Eleven year old Ollie an eight year old Harry Ferguson, are two brothers who live in Scotland. In 2017, they had this idea to launch a toy ship that they christened Adventure into the Atlantic Ocean, just to see where the wind and currents would take it. The tiny vessel was equipped with a GPS tracker that would pinpoint his location. And by May of 2019 Adventure had traveled more than 3700 miles to the Caribbean where, unfortunately, it vanished somewhere near Barbados. A  family in Trinidad heard about the Adventure and reached out to the boys to assist. So Ollie and Harry sent a second toy ship appropriately named Adventure 2 to Trinidad. And after a few minor modifications to help the ship handle the open seas better the A2 was launched from Trinidad. The ship made its way to Guyana where it was located and put back into the sea. Next up was one of the Bay Islands of Honduras, where the A2 seemed to disappear for a few weeks until being found by the Honduran Navy. After a few more repairs Adventure 2 was out to sea once again, and began its trek northwest and on a track for Belize.
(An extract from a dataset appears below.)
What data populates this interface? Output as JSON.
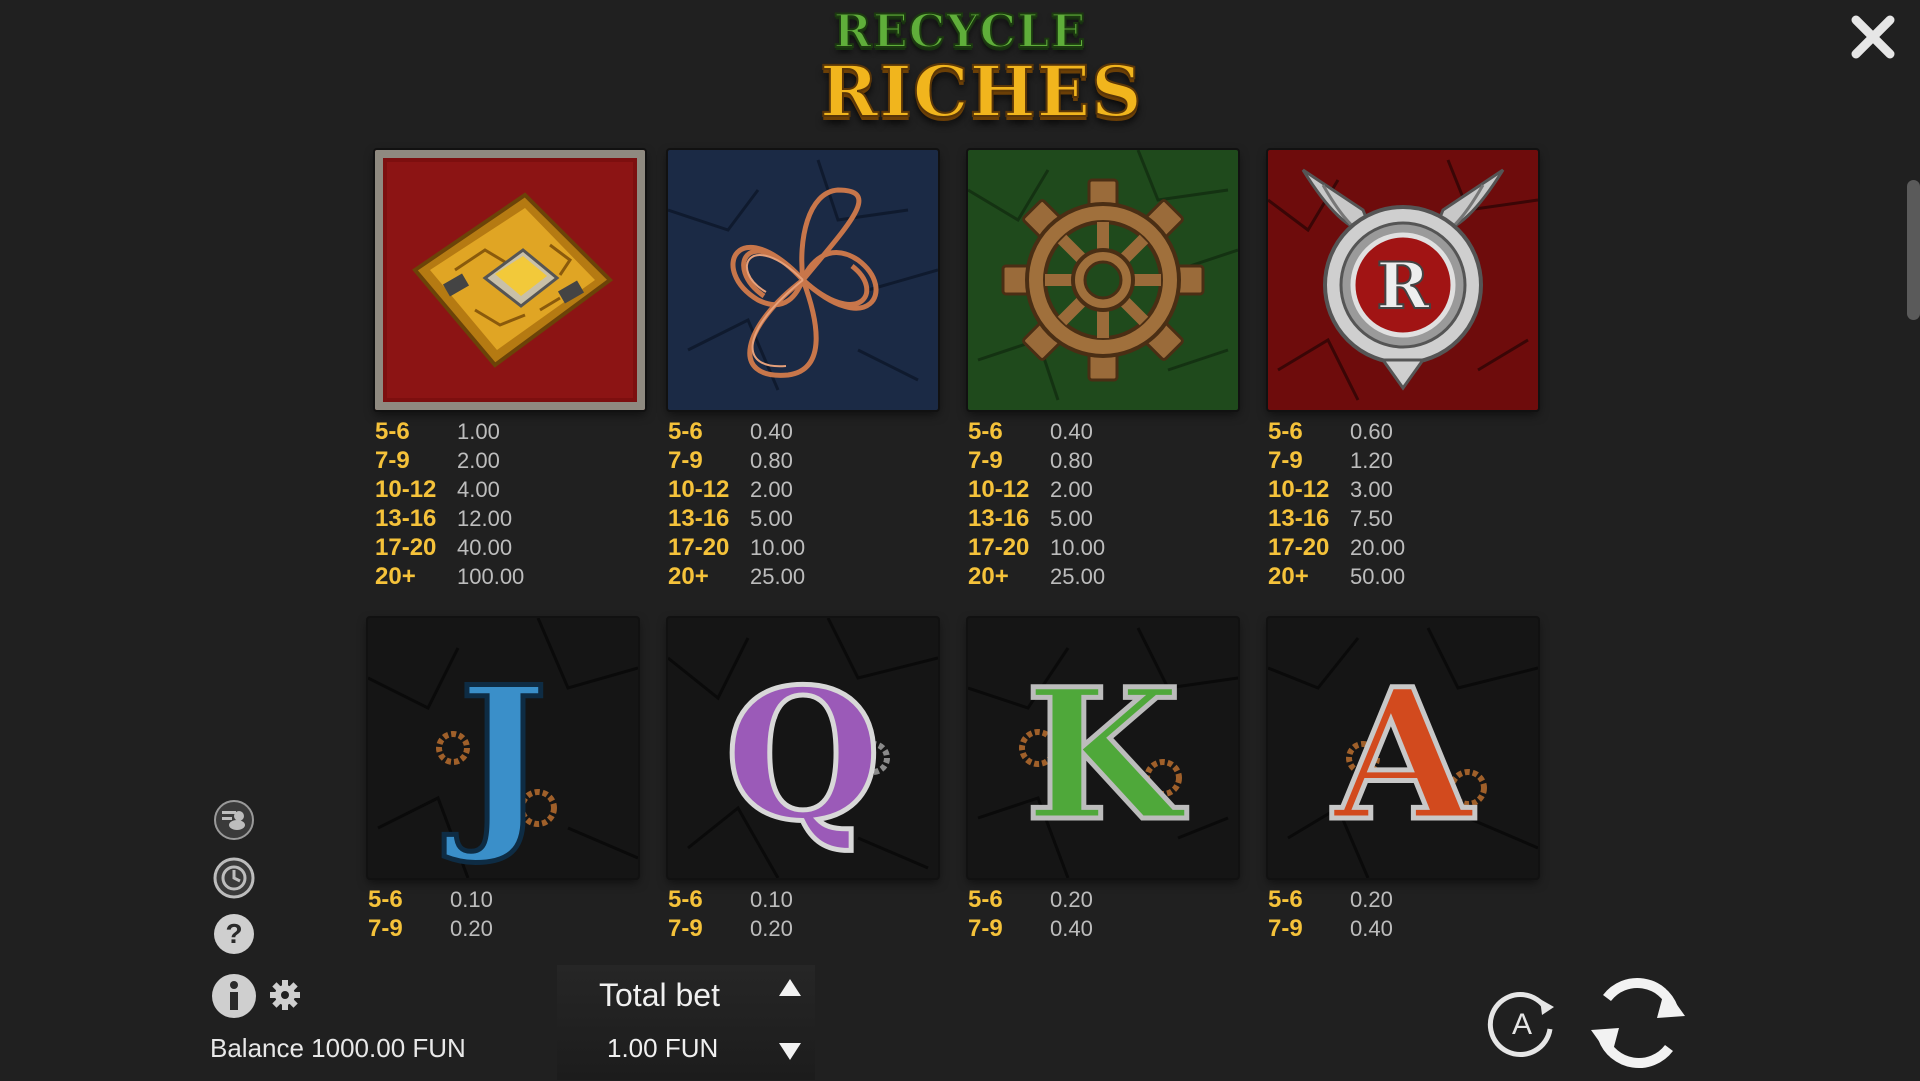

Last Wednesday, Ollie and Harry's father posted on Facebook, that the A2 was expected to wash up on the shores of Ambergris Caye sometime in the next few days. He was asking anyone in Belize, who might find it to contact him and to relaunch the ship, when the winds are once again favorable. Well, when I read this post the first thought I had was, "I bet I know exactly who's going to go out and find that ship". And a few hours later, I was proven right. Elito Arceo and his friends didn't just wait for the ship to reach the beach. No, they headed out to the open sea, miles on the other side of the barrier reef to perform an amazing search and rescue mission. I had a chance to speak to Eltio over the weekend.

Transcribed by

New Covid-19 Regulations
Drug Plane
The debate over "good" hair
The Adventure 2 is rescued at sea in Belize